Second, the Bible does claim to show us how to live in the light of God’s will and purposes. This means that biblical ethics apply, at least generally, to all areas of life. Therefore, pastors, whose job is to lead others in the way of Jesus, should indeed have biblical wisdom related to the big questions of life. I think we should be careful about over-specializing these challenges: if your kid is giving you trouble, go to the child psychologist (the pastor knows the Bible, not child psychology); if you are depressed go see your therapist (the pastor knows about discipleship, not emotional illness); if your marriage is falling apart, go to the family therapist (your pastor can preach a good sermon, but he’s not an expert on relationships).
Lurking here are some pretty serious implications. Something like, “the Bible is not relevant to real world problems” or “when you really need help, it’s not to be found in the church, but in the assured results of the psychological sciences” or “just because the Bible tells us about God and heaven, it doesn’t mean that its principles apply to our daily lives.” I think many Christians (perhaps even Rachael) would disagree with these types of distinctions. And rightly so. Let’s not specialize the biblical worldview into irrelevance.
Bible and Counselling?
Let me see if I can point a way forward while at the same time sidestep the counter criticism (I can feel it coming!) that I’m “against counseling” or that I think we should just “read the Bible and pray” when we have problems.
While the Bible is not a technical manual on the ins and outs of human behavior, it does teach some foundational truths which speak to the entire complex of relationships. Particularly, I’m thinking about love, which is the key to all human interaction, even, yes, sex (go figure). We could also highlight such Christian virtues as: peace, patience, kindness, goodness, faithfulness, gentleness and self-control (See Galatians 5:22-23).

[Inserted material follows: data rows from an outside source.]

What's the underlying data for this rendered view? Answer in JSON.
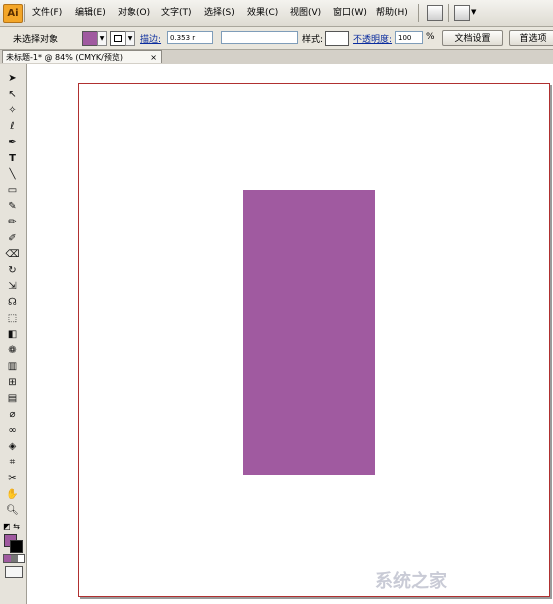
{
  "app": {
    "logo_text": "Ai"
  },
  "menu": {
    "items": [
      "文件(F)",
      "编辑(E)",
      "对象(O)",
      "文字(T)",
      "选择(S)",
      "效果(C)",
      "视图(V)",
      "窗口(W)",
      "帮助(H)"
    ]
  },
  "control_bar": {
    "selection_label": "未选择对象",
    "fill_color": "#a05aa0",
    "stroke_label": "描边:",
    "stroke_value": "0.353 r",
    "style_label": "样式:",
    "opacity_label": "不透明度:",
    "opacity_value": "100",
    "opacity_unit": "%",
    "doc_setup_button": "文档设置",
    "preferences_button": "首选项"
  },
  "tab": {
    "title": "未标题-1* @ 84% (CMYK/预览)",
    "close": "×"
  },
  "canvas": {
    "shape_color": "#a05aa0"
  },
  "watermark": {
    "text": "系统之家"
  }
}
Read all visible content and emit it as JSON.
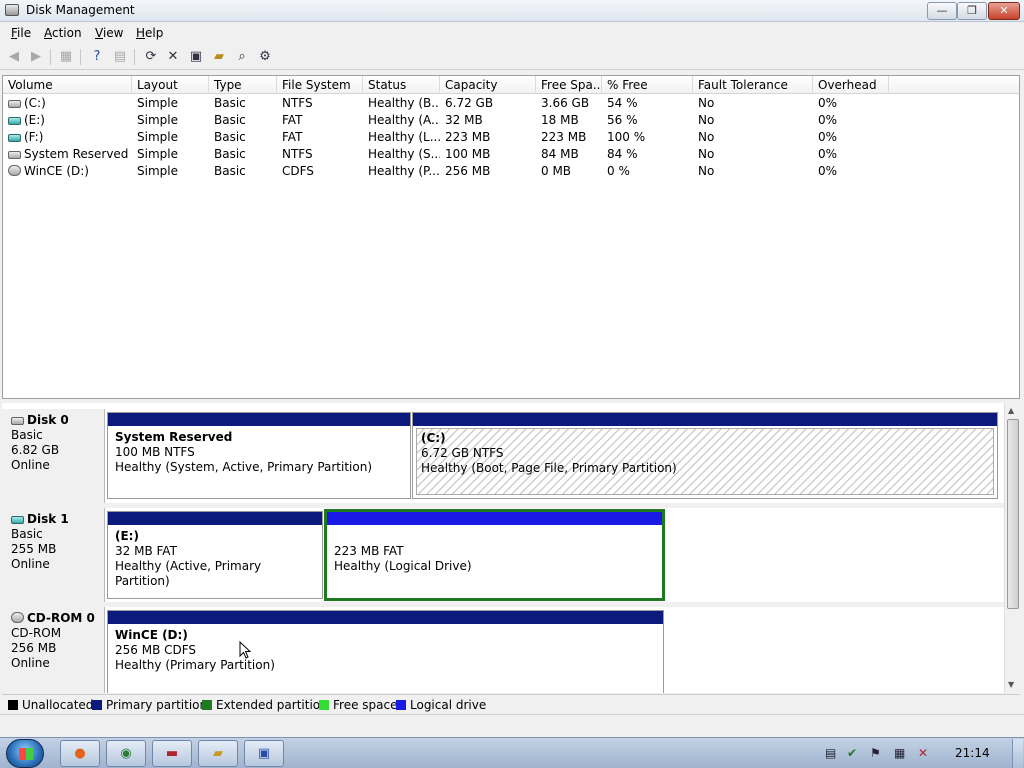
{
  "window": {
    "title": "Disk Management",
    "min": "—",
    "max": "❐",
    "close": "✕"
  },
  "menu": [
    {
      "u": "F",
      "rest": "ile"
    },
    {
      "u": "A",
      "rest": "ction"
    },
    {
      "u": "V",
      "rest": "iew"
    },
    {
      "u": "H",
      "rest": "elp"
    }
  ],
  "columns": [
    "Volume",
    "Layout",
    "Type",
    "File System",
    "Status",
    "Capacity",
    "Free Spa...",
    "% Free",
    "Fault Tolerance",
    "Overhead"
  ],
  "volumes": [
    [
      "(C:)",
      "Simple",
      "Basic",
      "NTFS",
      "Healthy (B...",
      "6.72 GB",
      "3.66 GB",
      "54 %",
      "No",
      "0%"
    ],
    [
      "(E:)",
      "Simple",
      "Basic",
      "FAT",
      "Healthy (A...",
      "32 MB",
      "18 MB",
      "56 %",
      "No",
      "0%"
    ],
    [
      "(F:)",
      "Simple",
      "Basic",
      "FAT",
      "Healthy (L...",
      "223 MB",
      "223 MB",
      "100 %",
      "No",
      "0%"
    ],
    [
      "System Reserved",
      "Simple",
      "Basic",
      "NTFS",
      "Healthy (S...",
      "100 MB",
      "84 MB",
      "84 %",
      "No",
      "0%"
    ],
    [
      "WinCE (D:)",
      "Simple",
      "Basic",
      "CDFS",
      "Healthy (P...",
      "256 MB",
      "0 MB",
      "0 %",
      "No",
      "0%"
    ]
  ],
  "disks": {
    "disk0": {
      "name": "Disk 0",
      "type": "Basic",
      "size": "6.82 GB",
      "state": "Online",
      "p1": {
        "name": "System Reserved",
        "size": "100 MB NTFS",
        "status": "Healthy (System, Active, Primary Partition)"
      },
      "p2": {
        "name": "(C:)",
        "size": "6.72 GB NTFS",
        "status": "Healthy (Boot, Page File, Primary Partition)"
      }
    },
    "disk1": {
      "name": "Disk 1",
      "type": "Basic",
      "size": "255 MB",
      "state": "Online",
      "p1": {
        "name": "(E:)",
        "size": "32 MB FAT",
        "status": "Healthy (Active, Primary Partition)"
      },
      "p2": {
        "size": "223 MB FAT",
        "status": "Healthy (Logical Drive)"
      }
    },
    "cdrom0": {
      "name": "CD-ROM 0",
      "type": "CD-ROM",
      "size": "256 MB",
      "state": "Online",
      "p1": {
        "name": "WinCE  (D:)",
        "size": "256 MB CDFS",
        "status": "Healthy (Primary Partition)"
      }
    }
  },
  "legend": [
    {
      "label": "Unallocated",
      "color": "#000000"
    },
    {
      "label": "Primary partition",
      "color": "#0b1a7c"
    },
    {
      "label": "Extended partition",
      "color": "#1f7a1f"
    },
    {
      "label": "Free space",
      "color": "#33dd33"
    },
    {
      "label": "Logical drive",
      "color": "#1a1ae6"
    }
  ],
  "taskbar": {
    "clock": "21:14"
  }
}
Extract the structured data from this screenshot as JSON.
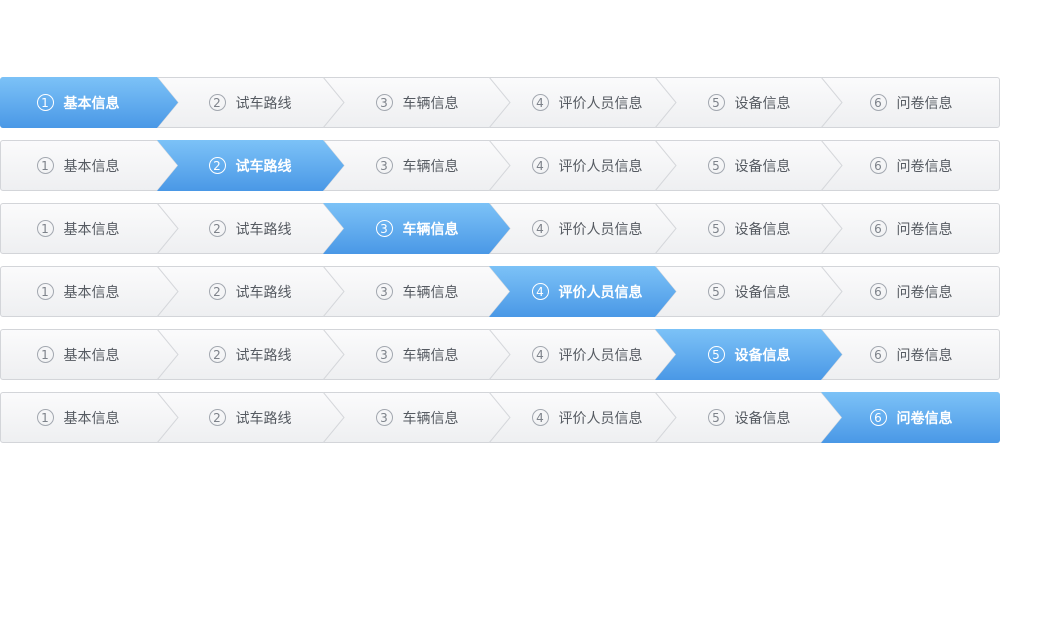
{
  "steps": [
    {
      "num": "1",
      "label": "基本信息"
    },
    {
      "num": "2",
      "label": "试车路线"
    },
    {
      "num": "3",
      "label": "车辆信息"
    },
    {
      "num": "4",
      "label": "评价人员信息"
    },
    {
      "num": "5",
      "label": "设备信息"
    },
    {
      "num": "6",
      "label": "问卷信息"
    }
  ],
  "wizards": [
    {
      "active_step": 1
    },
    {
      "active_step": 2
    },
    {
      "active_step": 3
    },
    {
      "active_step": 4
    },
    {
      "active_step": 5
    },
    {
      "active_step": 6
    }
  ],
  "colors": {
    "active_top": "#7cc2f7",
    "active_bottom": "#4a98e6",
    "inactive_top": "#fbfbfc",
    "inactive_bottom": "#eeeff1",
    "border": "#d3d5d9",
    "chevron": "#d5d7db",
    "text": "#555a61",
    "number": "#7d828a"
  }
}
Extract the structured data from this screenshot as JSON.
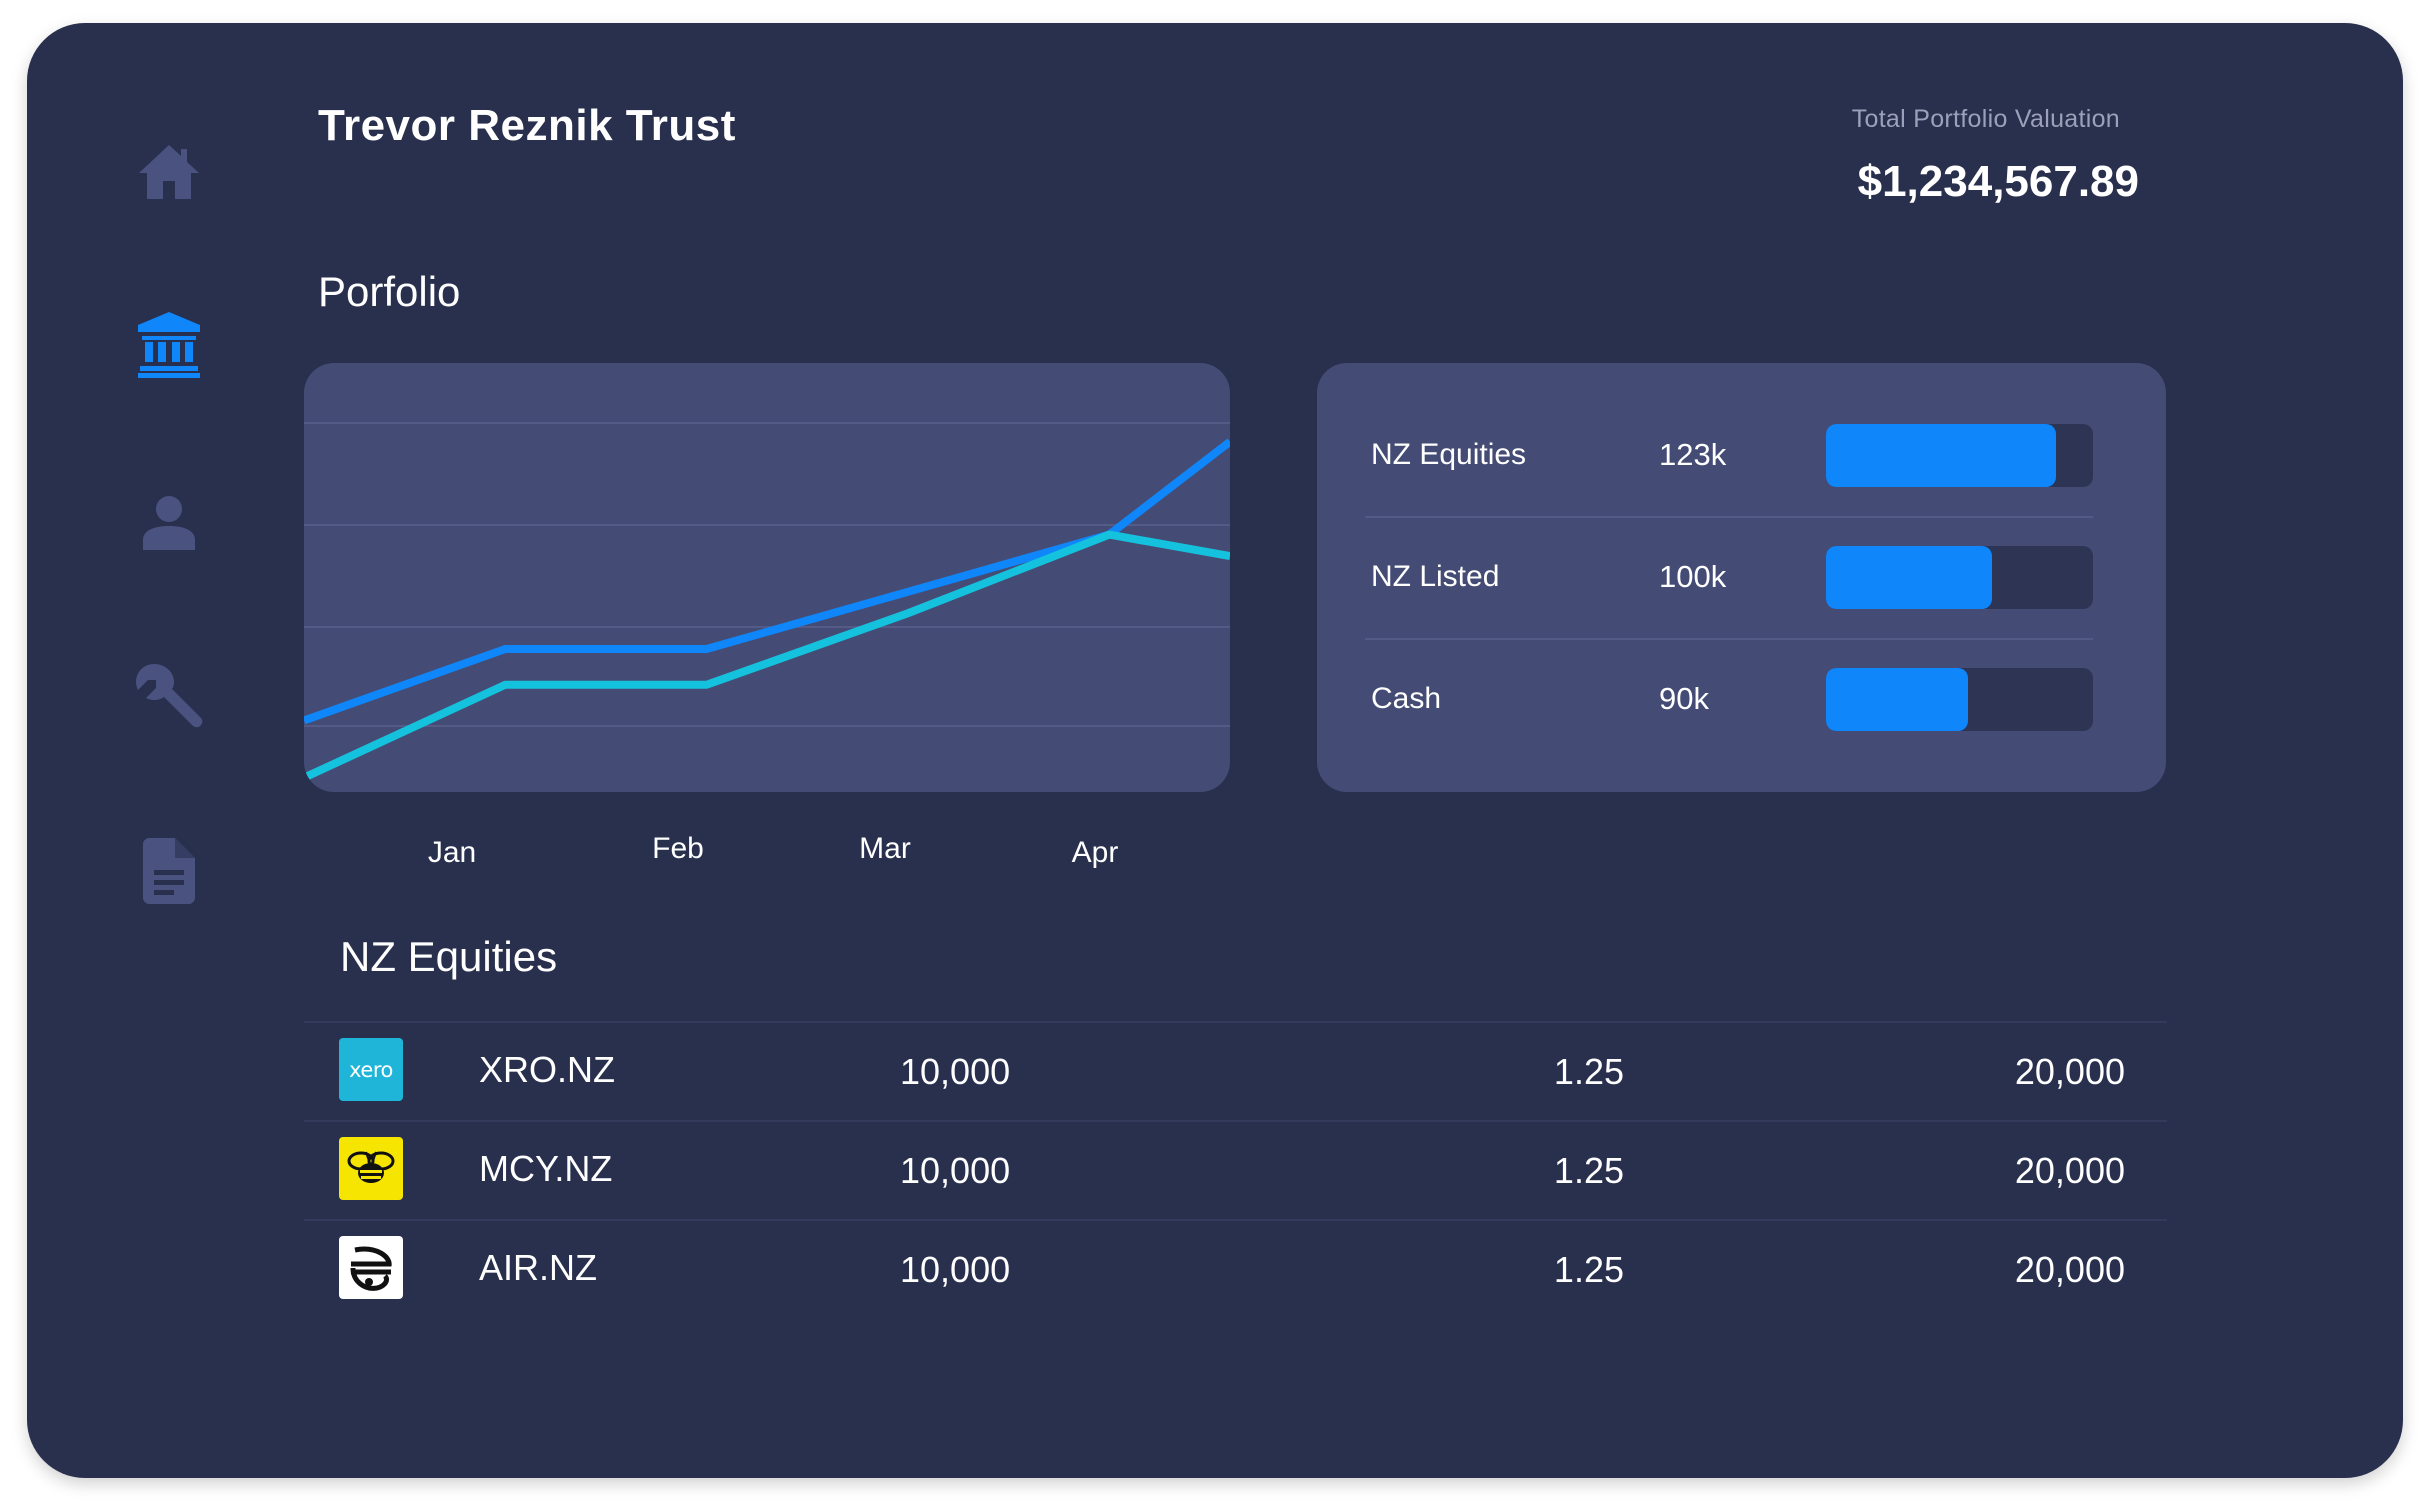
{
  "header": {
    "title": "Trevor Reznik Trust",
    "valuation_label": "Total Portfolio Valuation",
    "valuation_amount": "$1,234,567.89"
  },
  "sidebar": {
    "items": [
      {
        "name": "home",
        "icon": "home-icon",
        "active": false
      },
      {
        "name": "bank",
        "icon": "bank-icon",
        "active": true
      },
      {
        "name": "profile",
        "icon": "user-icon",
        "active": false
      },
      {
        "name": "settings",
        "icon": "wrench-icon",
        "active": false
      },
      {
        "name": "documents",
        "icon": "document-icon",
        "active": false
      }
    ],
    "active_color": "#0f86f9",
    "inactive_color": "#4a5380"
  },
  "portfolio": {
    "section_title": "Porfolio"
  },
  "chart_data": {
    "type": "line",
    "categories": [
      "Jan",
      "Feb",
      "Mar",
      "Apr"
    ],
    "series": [
      {
        "color": "#0f86f9",
        "values": [
          1.0,
          2.0,
          2.0,
          2.8,
          3.6,
          4.9
        ]
      },
      {
        "color": "#14c2dd",
        "values": [
          0.2,
          1.5,
          1.5,
          2.5,
          3.6,
          3.3
        ]
      }
    ],
    "x": [
      0,
      1,
      2,
      3,
      4,
      4.6
    ],
    "ylim": [
      0,
      6
    ],
    "grid": true,
    "xlabel": "",
    "ylabel": ""
  },
  "allocation": {
    "rows": [
      {
        "name": "NZ Equities",
        "value": "123k",
        "fraction": 0.86
      },
      {
        "name": "NZ Listed",
        "value": "100k",
        "fraction": 0.62
      },
      {
        "name": "Cash",
        "value": "90k",
        "fraction": 0.53
      }
    ],
    "bar_color": "#0f86f9"
  },
  "equities": {
    "section_title": "NZ Equities",
    "rows": [
      {
        "logo": "xero-logo",
        "logo_text": "xero",
        "ticker": "XRO.NZ",
        "quantity": "10,000",
        "price": "1.25",
        "total": "20,000"
      },
      {
        "logo": "mercury-bee-logo",
        "ticker": "MCY.NZ",
        "quantity": "10,000",
        "price": "1.25",
        "total": "20,000"
      },
      {
        "logo": "air-nz-koru-logo",
        "ticker": "AIR.NZ",
        "quantity": "10,000",
        "price": "1.25",
        "total": "20,000"
      }
    ]
  }
}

But it is still true that psychology may offer helpful insights for emotional or relational problems. For example, we learn from counseling that when a child has suffered abuse the first thing they need to hear is “it’s not your fault.” That is something that we may not have realized without specific training. It is a welcome insight, and caring about hurting people means being well versed in this sort of insight.
But Biblical insights can and should still be part of counselling. In my brief career as a sexual therapist, here’s how biblical thinking affected my advice. The person who wrote to me about the propriety of certain sexual acts got this response: love says, whatever you do must be consensual (this was clearly the root issue as one part of the couple was trying to convince the other that something was “biblical”). If you love your spouse, don’t force her to do something she finds distasteful in order to satisfy your own needs. This is not rocket science. If you love her, focus on pleasing her, not on manipulating her into pleasing you. I am not saying this broad insight will resolve all problems. But I think that, if heeded, it does set the stage for a more positive outcome. I even venture to say that the principle of being others-oriented could put a lot of therapists and counselors out work. And it is decidedly a biblical principle; it is unambiguously within the purview of the pastor to teach such things.
So, in conclusion, I don’t think it’s so crazy that pastors and Bible teachers should opine on the big questions of life such as sex, money, success and relationships. These are not the sole purview of the experts. The Bible does speak to them. The Christian tradition has deep resources to address them. Now, whether or not Mark Driscoll’s advice is in continuity with those resources is an entirely different question (I don’t even know what his advice is). But given that he seems to speak out of some deeply experienced challenges, I suspect it is actually quite valuable.